Belushi vs. Murphy
This one is a tough call, although it would be a much different story if it wasn’t for “James Brown’s Celebrity Hot Tub Party’s” improbable, last second, against all odds, miracle comeback victory against the heavily favored media-skewering genius of “Buckwheat Is Dead” that defied all expectations. But that’s why they play the games.
On one hand, you’ve got the raw power of John Belushi, perhaps the best in the game in his prime, wielding a motherscratchin’ katana. There’s just an element of madness that puts you on the edge of your seat when the hands-down most dangerous member of the original Not Ready For Prime Time Players is swinging a sword around – and the fact that he’s good enough to slice a tomato in mid-air adds a little something to that mystique. Then there’s just the amusing notion of an ancient Japanese warrior of honor serving sandwiches to schmucks in New York – therein lies the central joke, of course, especially with Buck Henry seeing absolutely nothing out of the ordinary about it. Hell, Henry’s nattering on about football while the Samurai Futaba prepares his order could be an added bit of commentary about how much people in food service don’t give a damn about whatever inane blather comes out of your face, and how compelled we are to make inane small talk anyway. The samurai is not interested in your gambling problems! He is there to prepare meals honorably – so much so that he will commit seppuku if you impugn the quality of his sandwich artistry! It’s a funny overreaction that makes us smile, but it’s also something those empathic types among us worry about when someone gets our order wrong and we’re deciding if we should complain (although the bigger fear is usually whether or not we’ll be served food covered in spit and boogers afterwards). Anyway, “Samurai Delicatessen” ends with a satisfying bit of destruction, because let’s face it, it’s always a treat to watch Belushi destroy something. It’s visceral.
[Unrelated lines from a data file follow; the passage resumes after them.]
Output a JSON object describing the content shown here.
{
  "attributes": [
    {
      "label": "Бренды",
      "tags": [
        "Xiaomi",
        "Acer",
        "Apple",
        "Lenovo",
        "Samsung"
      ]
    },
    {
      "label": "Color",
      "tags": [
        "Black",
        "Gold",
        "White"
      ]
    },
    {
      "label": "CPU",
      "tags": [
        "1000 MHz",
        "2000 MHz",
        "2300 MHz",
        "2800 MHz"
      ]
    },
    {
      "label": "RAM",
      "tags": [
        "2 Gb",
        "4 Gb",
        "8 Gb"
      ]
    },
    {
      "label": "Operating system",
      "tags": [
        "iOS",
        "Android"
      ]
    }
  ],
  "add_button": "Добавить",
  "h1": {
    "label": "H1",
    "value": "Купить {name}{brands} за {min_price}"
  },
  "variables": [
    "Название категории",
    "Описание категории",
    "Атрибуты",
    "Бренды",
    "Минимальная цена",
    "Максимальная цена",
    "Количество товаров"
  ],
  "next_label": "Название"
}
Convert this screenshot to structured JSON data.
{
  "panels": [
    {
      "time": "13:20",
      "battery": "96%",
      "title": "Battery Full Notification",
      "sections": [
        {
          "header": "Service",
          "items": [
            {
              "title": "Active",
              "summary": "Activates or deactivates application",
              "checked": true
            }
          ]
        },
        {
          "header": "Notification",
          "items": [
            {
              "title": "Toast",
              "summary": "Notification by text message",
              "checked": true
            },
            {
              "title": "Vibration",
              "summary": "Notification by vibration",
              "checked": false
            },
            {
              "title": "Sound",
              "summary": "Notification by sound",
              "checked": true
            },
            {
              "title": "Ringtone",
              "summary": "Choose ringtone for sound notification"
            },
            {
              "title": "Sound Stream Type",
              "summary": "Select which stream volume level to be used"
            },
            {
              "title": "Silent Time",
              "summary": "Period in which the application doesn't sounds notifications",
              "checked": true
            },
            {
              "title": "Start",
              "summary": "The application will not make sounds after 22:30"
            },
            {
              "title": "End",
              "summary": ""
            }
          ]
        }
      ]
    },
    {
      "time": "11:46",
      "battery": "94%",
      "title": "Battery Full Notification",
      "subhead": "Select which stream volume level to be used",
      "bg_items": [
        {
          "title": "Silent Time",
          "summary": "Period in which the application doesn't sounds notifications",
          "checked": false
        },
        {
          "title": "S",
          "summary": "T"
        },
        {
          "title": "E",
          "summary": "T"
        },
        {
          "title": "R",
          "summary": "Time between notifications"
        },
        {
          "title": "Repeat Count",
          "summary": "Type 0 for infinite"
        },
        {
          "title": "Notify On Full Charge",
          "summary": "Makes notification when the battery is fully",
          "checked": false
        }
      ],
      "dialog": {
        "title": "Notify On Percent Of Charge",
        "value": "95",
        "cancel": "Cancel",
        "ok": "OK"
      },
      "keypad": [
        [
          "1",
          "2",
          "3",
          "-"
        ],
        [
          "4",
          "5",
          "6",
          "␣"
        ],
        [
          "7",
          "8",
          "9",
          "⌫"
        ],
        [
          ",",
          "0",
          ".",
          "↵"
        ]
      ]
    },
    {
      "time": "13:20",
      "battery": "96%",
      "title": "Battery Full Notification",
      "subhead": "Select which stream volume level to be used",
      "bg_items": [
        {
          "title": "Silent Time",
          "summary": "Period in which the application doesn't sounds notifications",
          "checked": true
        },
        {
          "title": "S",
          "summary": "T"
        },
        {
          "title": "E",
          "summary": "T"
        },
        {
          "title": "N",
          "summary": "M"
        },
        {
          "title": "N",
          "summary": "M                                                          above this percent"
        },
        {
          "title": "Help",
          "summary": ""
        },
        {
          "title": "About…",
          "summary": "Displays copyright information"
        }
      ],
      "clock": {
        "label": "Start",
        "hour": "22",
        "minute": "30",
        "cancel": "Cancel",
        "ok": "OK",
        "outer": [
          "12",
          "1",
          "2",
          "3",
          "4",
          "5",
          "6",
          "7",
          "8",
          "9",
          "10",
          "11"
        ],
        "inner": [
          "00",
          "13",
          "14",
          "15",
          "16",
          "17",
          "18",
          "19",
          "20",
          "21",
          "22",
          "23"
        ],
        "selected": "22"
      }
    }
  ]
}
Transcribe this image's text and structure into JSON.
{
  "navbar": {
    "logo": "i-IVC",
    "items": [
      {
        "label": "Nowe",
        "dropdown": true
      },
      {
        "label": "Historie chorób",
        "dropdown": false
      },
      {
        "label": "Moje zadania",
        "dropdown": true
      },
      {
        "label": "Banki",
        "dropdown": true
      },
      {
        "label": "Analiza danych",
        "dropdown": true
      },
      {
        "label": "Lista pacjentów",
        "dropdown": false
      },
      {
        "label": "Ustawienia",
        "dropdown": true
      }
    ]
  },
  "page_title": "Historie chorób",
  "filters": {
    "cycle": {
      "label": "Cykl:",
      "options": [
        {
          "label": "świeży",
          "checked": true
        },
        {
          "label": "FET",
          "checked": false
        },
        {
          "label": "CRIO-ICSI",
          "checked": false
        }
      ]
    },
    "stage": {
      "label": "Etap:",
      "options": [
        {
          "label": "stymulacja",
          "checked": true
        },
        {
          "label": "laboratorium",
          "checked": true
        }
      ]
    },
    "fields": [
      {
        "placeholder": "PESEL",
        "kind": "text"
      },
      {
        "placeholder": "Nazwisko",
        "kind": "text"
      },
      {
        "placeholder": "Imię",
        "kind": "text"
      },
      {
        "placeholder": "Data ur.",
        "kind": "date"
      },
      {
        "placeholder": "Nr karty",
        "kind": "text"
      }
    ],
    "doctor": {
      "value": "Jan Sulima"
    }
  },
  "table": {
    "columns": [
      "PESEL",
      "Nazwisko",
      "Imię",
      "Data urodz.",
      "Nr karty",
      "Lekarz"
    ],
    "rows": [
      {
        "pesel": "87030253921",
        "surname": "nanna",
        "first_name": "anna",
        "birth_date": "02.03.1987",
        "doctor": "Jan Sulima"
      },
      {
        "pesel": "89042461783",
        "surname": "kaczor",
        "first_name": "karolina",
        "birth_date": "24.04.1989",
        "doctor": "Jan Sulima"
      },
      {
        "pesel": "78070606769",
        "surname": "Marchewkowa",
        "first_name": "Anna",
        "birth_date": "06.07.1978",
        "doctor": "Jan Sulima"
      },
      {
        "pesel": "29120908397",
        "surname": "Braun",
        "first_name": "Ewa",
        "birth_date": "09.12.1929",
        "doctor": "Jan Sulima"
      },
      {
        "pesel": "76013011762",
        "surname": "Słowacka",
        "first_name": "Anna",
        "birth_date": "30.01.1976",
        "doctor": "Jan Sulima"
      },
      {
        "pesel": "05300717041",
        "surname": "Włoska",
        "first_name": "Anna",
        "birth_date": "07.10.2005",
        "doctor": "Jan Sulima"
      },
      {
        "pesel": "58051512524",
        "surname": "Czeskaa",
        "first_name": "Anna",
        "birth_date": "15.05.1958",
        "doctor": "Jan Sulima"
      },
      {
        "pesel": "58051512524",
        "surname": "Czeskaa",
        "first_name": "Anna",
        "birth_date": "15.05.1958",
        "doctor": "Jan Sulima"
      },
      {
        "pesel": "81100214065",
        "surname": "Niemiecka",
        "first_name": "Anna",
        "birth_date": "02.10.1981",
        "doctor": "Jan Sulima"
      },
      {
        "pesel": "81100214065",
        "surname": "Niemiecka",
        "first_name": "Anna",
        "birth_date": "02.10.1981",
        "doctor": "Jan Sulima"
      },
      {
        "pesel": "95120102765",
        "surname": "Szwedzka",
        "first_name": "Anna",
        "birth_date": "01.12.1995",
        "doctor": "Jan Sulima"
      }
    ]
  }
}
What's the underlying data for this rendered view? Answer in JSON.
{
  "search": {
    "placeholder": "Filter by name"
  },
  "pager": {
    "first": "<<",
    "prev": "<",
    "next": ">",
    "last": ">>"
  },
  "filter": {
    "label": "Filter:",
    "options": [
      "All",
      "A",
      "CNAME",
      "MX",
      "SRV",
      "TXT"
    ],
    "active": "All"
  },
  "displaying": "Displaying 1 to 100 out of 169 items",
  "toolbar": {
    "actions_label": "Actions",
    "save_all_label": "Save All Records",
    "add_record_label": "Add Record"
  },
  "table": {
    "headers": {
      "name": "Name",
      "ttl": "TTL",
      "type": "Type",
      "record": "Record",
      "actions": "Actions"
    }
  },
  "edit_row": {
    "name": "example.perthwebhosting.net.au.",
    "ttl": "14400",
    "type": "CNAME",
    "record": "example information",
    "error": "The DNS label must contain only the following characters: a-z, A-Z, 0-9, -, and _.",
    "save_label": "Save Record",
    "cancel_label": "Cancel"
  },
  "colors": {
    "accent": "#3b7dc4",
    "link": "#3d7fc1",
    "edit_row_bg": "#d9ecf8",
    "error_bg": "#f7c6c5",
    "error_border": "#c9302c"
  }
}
On the other hand, you’ve got 22-year-old Eddie Murphy without all the trappings of today’s Norbitty version of the man. He’s young, he’s raw, he’s energetic, and he was the best thing about “SNL” of the early 1980s. It’s capitalizing on his notable ability with impressions, especially with The Godfather of Soul James Brown, whom Murphy also spoofed in his hit stand-up special “Delirious” as being famously unintelligible. It’s musical, which makes it that much more likely that “Hot Tub! Hah! Rub-a-dub inna Hot Tub!” will become an indelible part of our brains, randomly popping into our heads when we’re doing laundry, or just walking down the street, where it will also make your body start to strut not like the actual James Brown, but like Eddie Murphy’s version of James Brown. He actually ties in Brown’s trademark “HEAAYYY!” with hot tub water being too hot… because this is a sketch called “James Brown’s Celebrity Hot Tub Party,” which is just a hilarious phrase in and of itself, and it’s about James Brown hosting a show where celebrities hang out in a hot tub with him. The ending image of old talk-show staple Dr. Joyce Brothers in a hot tub with James Brown is all you need to see. Many other “SNL” sketches will take that concept and stretch it out until the cute initial concept becomes an old joke by the time it finally goes to commercial. But not “James Brown’s Celebrity Hot Tub Party.” It’s just a little over two minutes, in and out, hilarious and done, leaving you wanting more without actually giving you more that would probably only dilute that absurd genius anyway. Really, if it kept going, it’d just be a “What Up With That” sketch – maybe even with Joe Piscopo bouncing around in a track suit, too. To top it all off, there are a couple of moments where Murphy almost breaks, and audiences tend to love that in moderation (and not the Jimmy Fallon overdose). There’s not an awkward silence to be had.
And the Winner Is…
With all that in mind, it becomes clear why the scrappy upstart one-and-done “James Brown’s Celebrity Hot Tub Party” managed to beat the longer, more complex single-show-multi-sketch effort of “Buckwheat Is Dead.” It set an amazing standard that most “SNL” sketches don’t follow. Yes, we do like to see sketches and characters we enjoyed again and again, such as “Samurai Tailor,” “Samurai Dry Cleaners,” “Samurai Psychiatrist” and even “Samurai Night Fever,” but all too often they start to wear out their welcome. Not “James Brown’s Celebrity Hot Tub Party,” though. High concept, efficiently executed, ridiculously funny and a catchy earworm. Plus, we don’t have to start wondering whether a white guy muttering in fake Japanese is kind of accidentally racist or not.
WINNER: James Brown’s Celebrity Hot Tub Party